▸ **PROBLEM TO WORK ON**
In the listing that follows, count each line containing the string "innovation" and report only the count.

▼▼▼

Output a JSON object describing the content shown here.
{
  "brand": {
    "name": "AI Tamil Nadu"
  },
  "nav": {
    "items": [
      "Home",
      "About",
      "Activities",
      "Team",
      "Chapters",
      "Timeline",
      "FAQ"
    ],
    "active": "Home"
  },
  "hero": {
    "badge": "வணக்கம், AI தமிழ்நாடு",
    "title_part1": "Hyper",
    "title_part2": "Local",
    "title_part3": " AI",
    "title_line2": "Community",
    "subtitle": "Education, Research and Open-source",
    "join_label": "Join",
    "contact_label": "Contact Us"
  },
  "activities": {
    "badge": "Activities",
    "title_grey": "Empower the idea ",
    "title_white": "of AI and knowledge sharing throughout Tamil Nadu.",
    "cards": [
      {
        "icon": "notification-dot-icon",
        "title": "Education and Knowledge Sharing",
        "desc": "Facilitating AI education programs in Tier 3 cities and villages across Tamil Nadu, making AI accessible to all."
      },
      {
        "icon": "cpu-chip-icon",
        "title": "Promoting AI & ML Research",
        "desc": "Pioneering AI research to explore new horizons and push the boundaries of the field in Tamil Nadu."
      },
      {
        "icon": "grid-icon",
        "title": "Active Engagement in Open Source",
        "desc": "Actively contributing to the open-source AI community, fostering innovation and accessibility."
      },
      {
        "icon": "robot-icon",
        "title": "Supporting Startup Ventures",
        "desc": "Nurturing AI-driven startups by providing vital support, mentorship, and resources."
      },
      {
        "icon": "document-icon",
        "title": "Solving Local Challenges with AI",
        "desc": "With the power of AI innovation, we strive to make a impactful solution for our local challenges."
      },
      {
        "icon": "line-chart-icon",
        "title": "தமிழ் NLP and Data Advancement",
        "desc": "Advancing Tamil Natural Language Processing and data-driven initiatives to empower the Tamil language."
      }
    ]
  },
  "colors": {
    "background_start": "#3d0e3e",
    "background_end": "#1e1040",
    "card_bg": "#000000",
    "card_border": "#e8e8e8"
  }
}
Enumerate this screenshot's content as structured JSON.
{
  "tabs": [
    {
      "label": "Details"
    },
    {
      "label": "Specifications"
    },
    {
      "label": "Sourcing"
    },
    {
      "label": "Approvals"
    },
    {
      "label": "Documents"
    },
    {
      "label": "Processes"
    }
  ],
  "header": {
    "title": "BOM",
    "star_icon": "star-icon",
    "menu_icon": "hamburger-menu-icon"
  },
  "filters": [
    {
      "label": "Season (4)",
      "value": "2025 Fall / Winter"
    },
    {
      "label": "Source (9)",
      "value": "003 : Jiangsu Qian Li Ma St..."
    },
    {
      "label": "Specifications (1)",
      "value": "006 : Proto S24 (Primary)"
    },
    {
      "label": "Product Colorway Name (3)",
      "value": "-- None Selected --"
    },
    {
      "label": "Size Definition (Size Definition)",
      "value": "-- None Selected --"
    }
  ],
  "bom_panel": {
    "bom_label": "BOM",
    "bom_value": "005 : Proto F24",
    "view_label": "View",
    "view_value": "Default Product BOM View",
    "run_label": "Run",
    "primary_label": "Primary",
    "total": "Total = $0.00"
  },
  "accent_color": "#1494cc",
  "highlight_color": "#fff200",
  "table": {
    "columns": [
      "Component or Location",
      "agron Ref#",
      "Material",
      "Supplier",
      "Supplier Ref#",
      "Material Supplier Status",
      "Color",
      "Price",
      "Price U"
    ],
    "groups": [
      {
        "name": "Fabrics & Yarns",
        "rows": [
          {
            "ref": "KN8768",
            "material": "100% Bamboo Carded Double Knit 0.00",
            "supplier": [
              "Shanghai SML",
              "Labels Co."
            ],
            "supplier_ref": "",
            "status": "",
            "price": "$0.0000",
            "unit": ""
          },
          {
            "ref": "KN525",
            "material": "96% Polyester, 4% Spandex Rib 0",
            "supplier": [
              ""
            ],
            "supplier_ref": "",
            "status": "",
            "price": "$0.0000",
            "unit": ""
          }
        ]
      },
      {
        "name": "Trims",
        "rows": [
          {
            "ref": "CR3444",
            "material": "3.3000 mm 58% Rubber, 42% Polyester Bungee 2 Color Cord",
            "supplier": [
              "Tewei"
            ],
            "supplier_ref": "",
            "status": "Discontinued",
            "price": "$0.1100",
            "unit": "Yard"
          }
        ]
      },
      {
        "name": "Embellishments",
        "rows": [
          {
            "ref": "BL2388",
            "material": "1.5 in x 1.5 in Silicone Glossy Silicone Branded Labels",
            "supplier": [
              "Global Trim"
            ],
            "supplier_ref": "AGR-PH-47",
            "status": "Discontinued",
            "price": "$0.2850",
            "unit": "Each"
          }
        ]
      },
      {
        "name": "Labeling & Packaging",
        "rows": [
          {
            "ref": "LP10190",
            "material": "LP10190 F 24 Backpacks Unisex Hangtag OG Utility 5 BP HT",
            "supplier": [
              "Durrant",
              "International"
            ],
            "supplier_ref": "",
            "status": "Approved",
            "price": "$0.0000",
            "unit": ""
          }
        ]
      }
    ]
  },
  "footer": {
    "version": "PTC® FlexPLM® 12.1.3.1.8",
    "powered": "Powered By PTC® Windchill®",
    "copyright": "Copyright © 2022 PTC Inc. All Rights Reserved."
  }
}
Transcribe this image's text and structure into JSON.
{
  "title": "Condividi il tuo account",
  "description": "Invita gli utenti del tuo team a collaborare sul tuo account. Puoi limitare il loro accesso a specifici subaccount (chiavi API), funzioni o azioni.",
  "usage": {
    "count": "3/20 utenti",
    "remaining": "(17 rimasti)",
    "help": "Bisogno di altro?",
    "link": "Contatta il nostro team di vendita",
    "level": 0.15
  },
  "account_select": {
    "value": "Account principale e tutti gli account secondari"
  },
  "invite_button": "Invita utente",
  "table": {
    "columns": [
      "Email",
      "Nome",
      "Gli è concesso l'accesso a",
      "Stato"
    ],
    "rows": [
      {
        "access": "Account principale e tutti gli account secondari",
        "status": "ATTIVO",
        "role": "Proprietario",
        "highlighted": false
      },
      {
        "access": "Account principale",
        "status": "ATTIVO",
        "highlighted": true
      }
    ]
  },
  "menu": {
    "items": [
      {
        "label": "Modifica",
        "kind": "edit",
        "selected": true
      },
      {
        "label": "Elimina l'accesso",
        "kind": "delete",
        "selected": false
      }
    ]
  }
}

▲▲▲

▸ **ANSWER TO THIS TASK**
2